**Records shown**
==========
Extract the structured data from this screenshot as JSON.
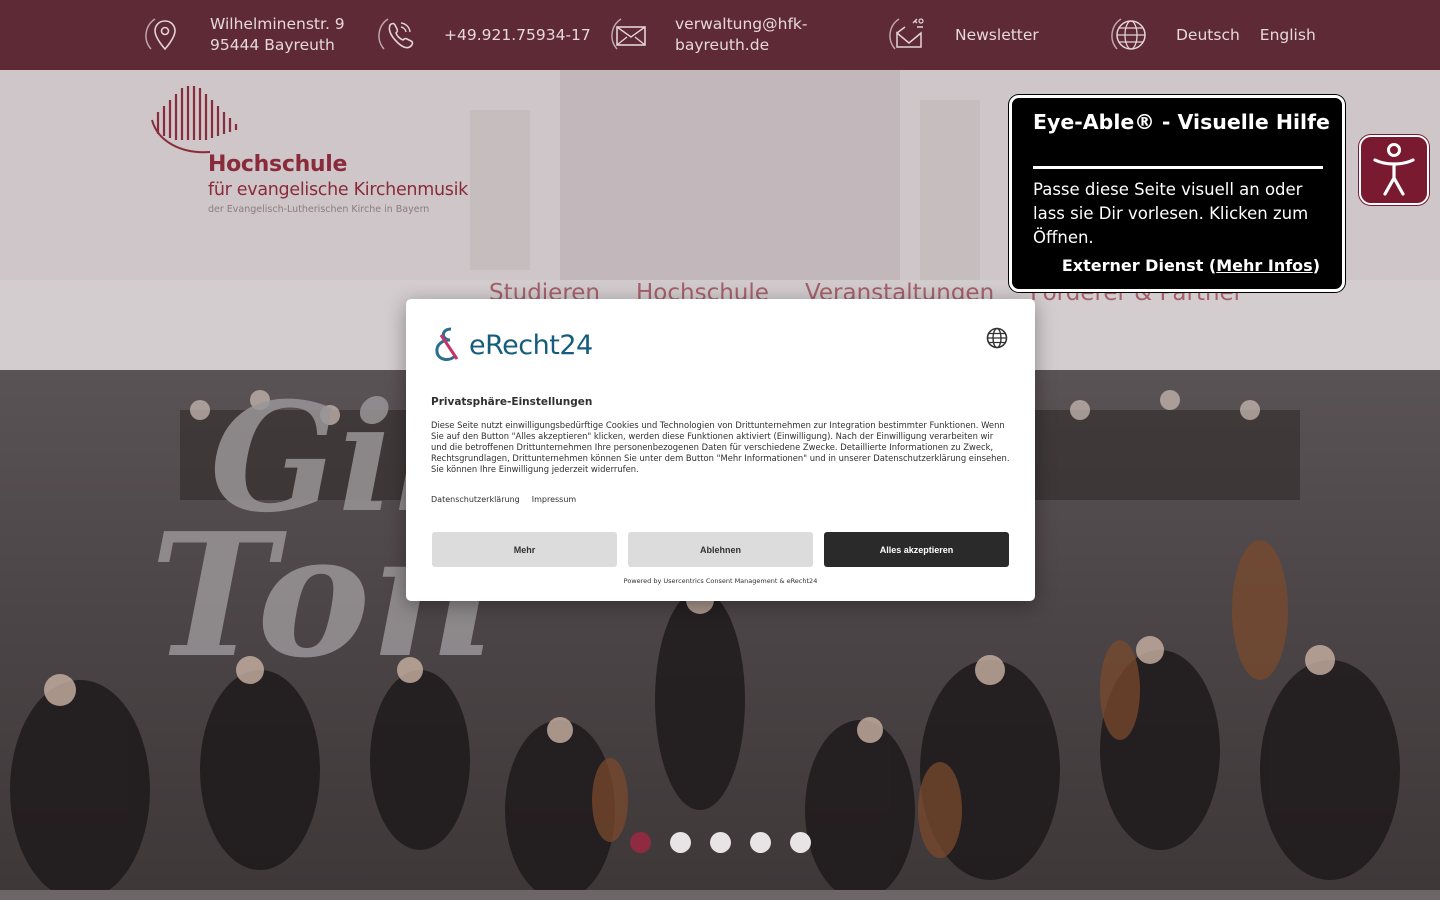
{
  "topbar": {
    "address_line1": "Wilhelminenstr. 9",
    "address_line2": "95444 Bayreuth",
    "phone": "+49.921.75934-17",
    "email_line1": "verwaltung@hfk-",
    "email_line2": "bayreuth.de",
    "newsletter": "Newsletter",
    "lang_de": "Deutsch",
    "lang_en": "English"
  },
  "logo": {
    "title": "Hochschule",
    "subtitle": "für evangelische Kirchenmusik",
    "tagline": "der Evangelisch-Lutherischen Kirche in Bayern"
  },
  "nav": {
    "items": [
      "Studieren",
      "Hochschule",
      "Veranstaltungen",
      "Förderer & Partner"
    ]
  },
  "hero": {
    "slide_count": 5,
    "active_slide": 1
  },
  "consent": {
    "brand": "eRecht24",
    "heading": "Privatsphäre-Einstellungen",
    "body": "Diese Seite nutzt einwilligungsbedürftige Cookies und Technologien von Drittunternehmen zur Integration bestimmter Funktionen. Wenn Sie auf den Button \"Alles akzeptieren\" klicken, werden diese Funktionen aktiviert (Einwilligung). Nach der Einwilligung verarbeiten wir und die betroffenen Drittunternehmen Ihre personenbezogenen Daten für verschiedene Zwecke. Detaillierte Informationen zu Zweck, Rechtsgrundlagen, Drittunternehmen können Sie unter dem Button \"Mehr Informationen\" und in unserer Datenschutzerklärung einsehen. Sie können Ihre Einwilligung jederzeit widerrufen.",
    "link_privacy": "Datenschutzerklärung",
    "link_imprint": "Impressum",
    "btn_more": "Mehr",
    "btn_decline": "Ablehnen",
    "btn_accept": "Alles akzeptieren",
    "powered": "Powered by Usercentrics Consent Management & eRecht24"
  },
  "eyeable": {
    "title": "Eye-Able® - Visuelle Hilfe",
    "body": "Passe diese Seite visuell an oder lass sie Dir vorlesen. Klicken zum Öffnen.",
    "ext_prefix": "Externer Dienst (",
    "ext_link": "Mehr Infos",
    "ext_suffix": ")"
  },
  "colors": {
    "topbar": "#5e2a36",
    "brand": "#8a2b3b",
    "accept_button": "#2a2a2a",
    "active_dot": "#8e2b41"
  }
}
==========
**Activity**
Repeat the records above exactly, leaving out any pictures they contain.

**Result for this task**
Extract the structured data from this screenshot as JSON.
{
  "topbar": {
    "address_line1": "Wilhelminenstr. 9",
    "address_line2": "95444 Bayreuth",
    "phone": "+49.921.75934-17",
    "email_line1": "verwaltung@hfk-",
    "email_line2": "bayreuth.de",
    "newsletter": "Newsletter",
    "lang_de": "Deutsch",
    "lang_en": "English"
  },
  "logo": {
    "title": "Hochschule",
    "subtitle": "für evangelische Kirchenmusik",
    "tagline": "der Evangelisch-Lutherischen Kirche in Bayern"
  },
  "nav": {
    "items": [
      "Studieren",
      "Hochschule",
      "Veranstaltungen",
      "Förderer & Partner"
    ]
  },
  "hero": {
    "slide_count": 5,
    "active_slide": 1
  },
  "consent": {
    "brand": "eRecht24",
    "heading": "Privatsphäre-Einstellungen",
    "body": "Diese Seite nutzt einwilligungsbedürftige Cookies und Technologien von Drittunternehmen zur Integration bestimmter Funktionen. Wenn Sie auf den Button \"Alles akzeptieren\" klicken, werden diese Funktionen aktiviert (Einwilligung). Nach der Einwilligung verarbeiten wir und die betroffenen Drittunternehmen Ihre personenbezogenen Daten für verschiedene Zwecke. Detaillierte Informationen zu Zweck, Rechtsgrundlagen, Drittunternehmen können Sie unter dem Button \"Mehr Informationen\" und in unserer Datenschutzerklärung einsehen. Sie können Ihre Einwilligung jederzeit widerrufen.",
    "link_privacy": "Datenschutzerklärung",
    "link_imprint": "Impressum",
    "btn_more": "Mehr",
    "btn_decline": "Ablehnen",
    "btn_accept": "Alles akzeptieren",
    "powered": "Powered by Usercentrics Consent Management & eRecht24"
  },
  "eyeable": {
    "title": "Eye-Able® - Visuelle Hilfe",
    "body": "Passe diese Seite visuell an oder lass sie Dir vorlesen. Klicken zum Öffnen.",
    "ext_prefix": "Externer Dienst (",
    "ext_link": "Mehr Infos",
    "ext_suffix": ")"
  },
  "colors": {
    "topbar": "#5e2a36",
    "brand": "#8a2b3b",
    "accept_button": "#2a2a2a",
    "active_dot": "#8e2b41"
  }
}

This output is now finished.